# [Numpy-discussion] Fourier transform

Pascal pascal22p@parois....
Tue Mar 30 16:18:27 CDT 2010

Le Mon, 29 Mar 2010 16:12:56 -0600,
Charles R Harris <charlesr.harris@gmail.com> a écrit :

> On Mon, Mar 29, 2010 at 3:00 PM, Pascal <pascal22p@parois.net> wrote:
>
> > Hi,
> >
> > Does anyone have an idea how fft functions are implemented? Is it
> > pure python? based on BLAS/LAPACK? or is it using fftw?
> >
> > I successfully used numpy.fft in 3D. I would like to know if I can
> > calculate a specific a plane using the numpy.fft.
> >
> > I have in 3D:
> > r(x, y, z)=\sum_h^N-1 \sum_k^M-1 \sum_l^O-1 f_{hkl}
> >  \exp(-2\pi \i (hx/N+ky/M+lz/O))
> >
> > So for the plane, z is no longer independant.
> > I need to solve the system:
> > ax+by+cz+d=0
> > r(x, y, z)=\sum_h^N-1 \sum_k^M-1 \sum_l^O-1 f_{hkl}
> >  \exp(-2\pi \i (hx/N+ky/M+lz/O))
> >
> > Do you think it's possible to use numpy.fft for this?
> >
> >
> I'm not clear on what you want to do here, but note that the term in
> the in the exponent is of the form <k, x>, i.e., the inner product of
> the vectors k and x. So if you rotate x by O so that the plane is
> defined by z = 0, then <k, Ox> = <O.T, x>. That is, you can apply the
> transpose of the rotation to the result of the fft.

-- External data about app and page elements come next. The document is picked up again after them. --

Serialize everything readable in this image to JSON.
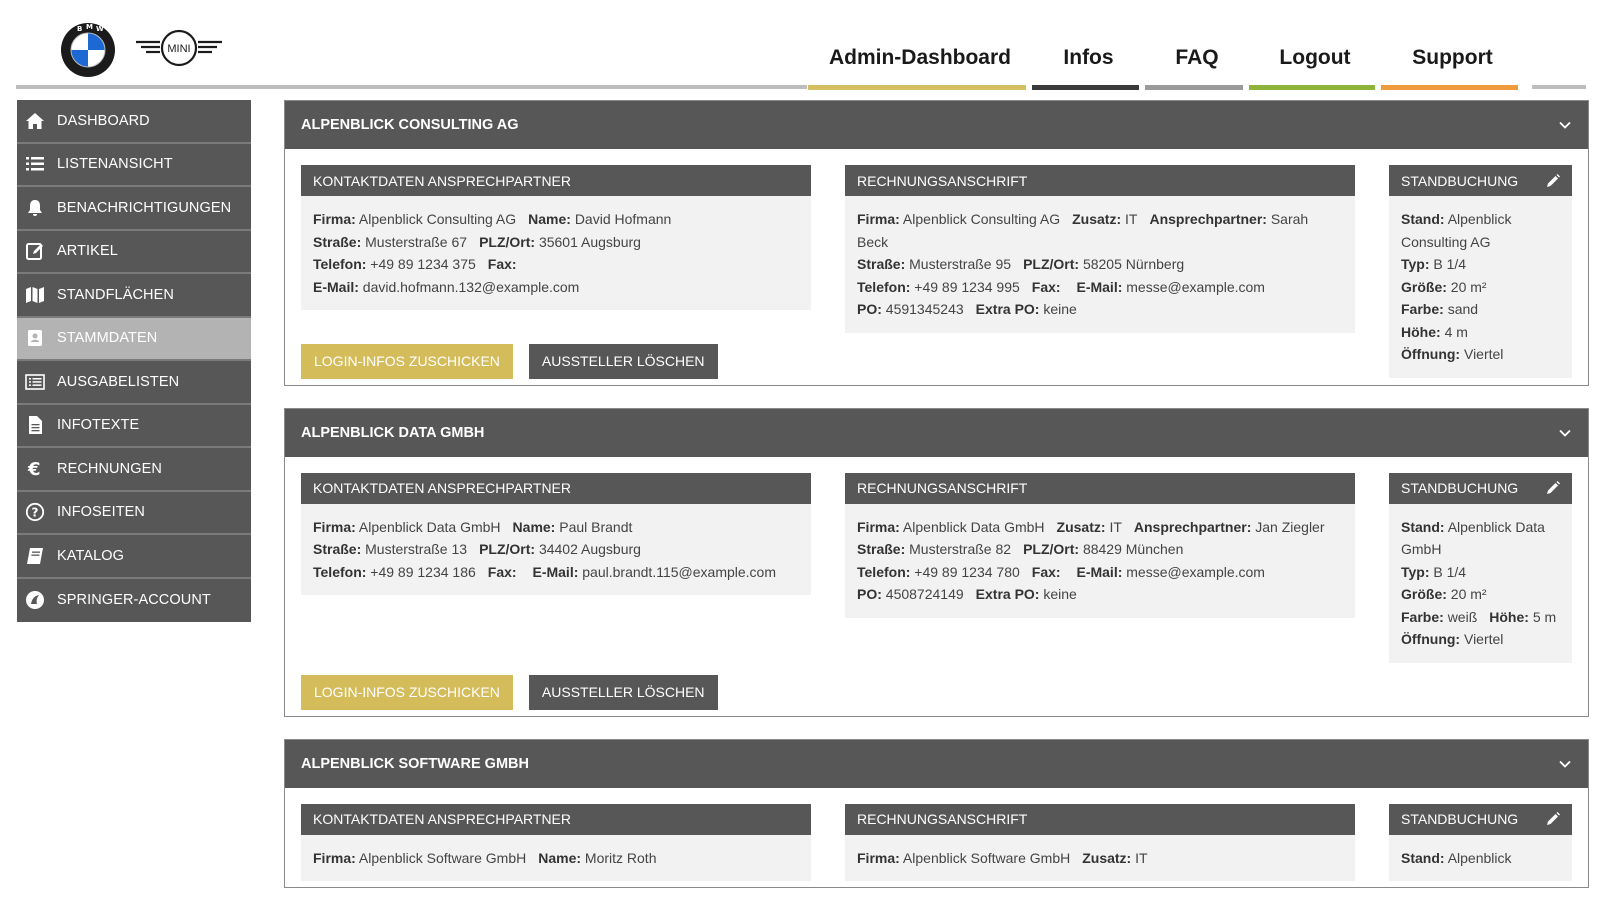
{
  "brand": {
    "logo_bmw_alt": "BMW",
    "logo_mini_alt": "MINI",
    "mini_text": "MINI"
  },
  "topnav": [
    {
      "label": "Admin-Dashboard",
      "color": "#d6bf60"
    },
    {
      "label": "Infos",
      "color": "#3a3a3a"
    },
    {
      "label": "FAQ",
      "color": "#9a9a9a"
    },
    {
      "label": "Logout",
      "color": "#8eb33a"
    },
    {
      "label": "Support",
      "color": "#ef9a3c"
    }
  ],
  "sidebar": [
    {
      "label": "DASHBOARD",
      "icon": "home-icon"
    },
    {
      "label": "LISTENANSICHT",
      "icon": "list-icon"
    },
    {
      "label": "BENACHRICHTIGUNGEN",
      "icon": "bell-icon"
    },
    {
      "label": "ARTIKEL",
      "icon": "edit-icon"
    },
    {
      "label": "STANDFLÄCHEN",
      "icon": "map-icon"
    },
    {
      "label": "STAMMDATEN",
      "icon": "contact-card-icon",
      "active": true
    },
    {
      "label": "AUSGABELISTEN",
      "icon": "table-list-icon"
    },
    {
      "label": "INFOTEXTE",
      "icon": "document-icon"
    },
    {
      "label": "RECHNUNGEN",
      "icon": "euro-icon"
    },
    {
      "label": "INFOSEITEN",
      "icon": "help-circle-icon"
    },
    {
      "label": "KATALOG",
      "icon": "catalog-icon"
    },
    {
      "label": "SPRINGER-ACCOUNT",
      "icon": "springer-icon"
    }
  ],
  "labels": {
    "contact_heading": "KONTAKTDATEN ANSPRECHPARTNER",
    "invoice_heading": "RECHNUNGSANSCHRIFT",
    "booking_heading": "STANDBUCHUNG",
    "firma": "Firma:",
    "name": "Name:",
    "strasse": "Straße:",
    "plzort": "PLZ/Ort:",
    "telefon": "Telefon:",
    "fax": "Fax:",
    "email": "E-Mail:",
    "zusatz": "Zusatz:",
    "ansprechpartner": "Ansprechpartner:",
    "po": "PO:",
    "extra_po": "Extra PO:",
    "stand": "Stand:",
    "typ": "Typ:",
    "groesse": "Größe:",
    "farbe": "Farbe:",
    "hoehe": "Höhe:",
    "oeffnung": "Öffnung:",
    "btn_login": "LOGIN-INFOS ZUSCHICKEN",
    "btn_delete": "AUSSTELLER LÖSCHEN"
  },
  "companies": [
    {
      "title": "ALPENBLICK CONSULTING AG",
      "contact": {
        "firma": "Alpenblick Consulting AG",
        "name": "David Hofmann",
        "strasse": "Musterstraße 67",
        "plzort": "35601 Augsburg",
        "telefon": "+49 89 1234 375",
        "fax": "",
        "email": "david.hofmann.132@example.com"
      },
      "invoice": {
        "firma": "Alpenblick Consulting AG",
        "zusatz": "IT",
        "ansprechpartner": "Sarah Beck",
        "strasse": "Musterstraße 95",
        "plzort": "58205 Nürnberg",
        "telefon": "+49 89 1234 995",
        "fax": "",
        "email": "messe@example.com",
        "po": "4591345243",
        "extra_po": "keine"
      },
      "booking": {
        "stand": "Alpenblick Consulting AG",
        "typ": "B 1/4",
        "groesse": "20 m²",
        "farbe": "sand",
        "hoehe": "4 m",
        "oeffnung": "Viertel"
      }
    },
    {
      "title": "ALPENBLICK DATA GMBH",
      "contact": {
        "firma": "Alpenblick Data GmbH",
        "name": "Paul Brandt",
        "strasse": "Musterstraße 13",
        "plzort": "34402 Augsburg",
        "telefon": "+49 89 1234 186",
        "fax": "",
        "email": "paul.brandt.115@example.com"
      },
      "invoice": {
        "firma": "Alpenblick Data GmbH",
        "zusatz": "IT",
        "ansprechpartner": "Jan Ziegler",
        "strasse": "Musterstraße 82",
        "plzort": "88429 München",
        "telefon": "+49 89 1234 780",
        "fax": "",
        "email": "messe@example.com",
        "po": "4508724149",
        "extra_po": "keine"
      },
      "booking": {
        "stand": "Alpenblick Data GmbH",
        "typ": "B 1/4",
        "groesse": "20 m²",
        "farbe": "weiß",
        "hoehe": "5 m",
        "oeffnung": "Viertel"
      }
    },
    {
      "title": "ALPENBLICK SOFTWARE GMBH",
      "contact": {
        "firma": "Alpenblick Software GmbH",
        "name": "Moritz Roth"
      },
      "invoice": {
        "firma": "Alpenblick Software GmbH",
        "zusatz": "IT"
      },
      "booking": {
        "stand": "Alpenblick"
      }
    }
  ]
}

In other words, z is no longer independent but depends on x and y.

Apparently, nobody is calculating the exact plane but they are making a
slice in the 3D grid and doing some interpolation.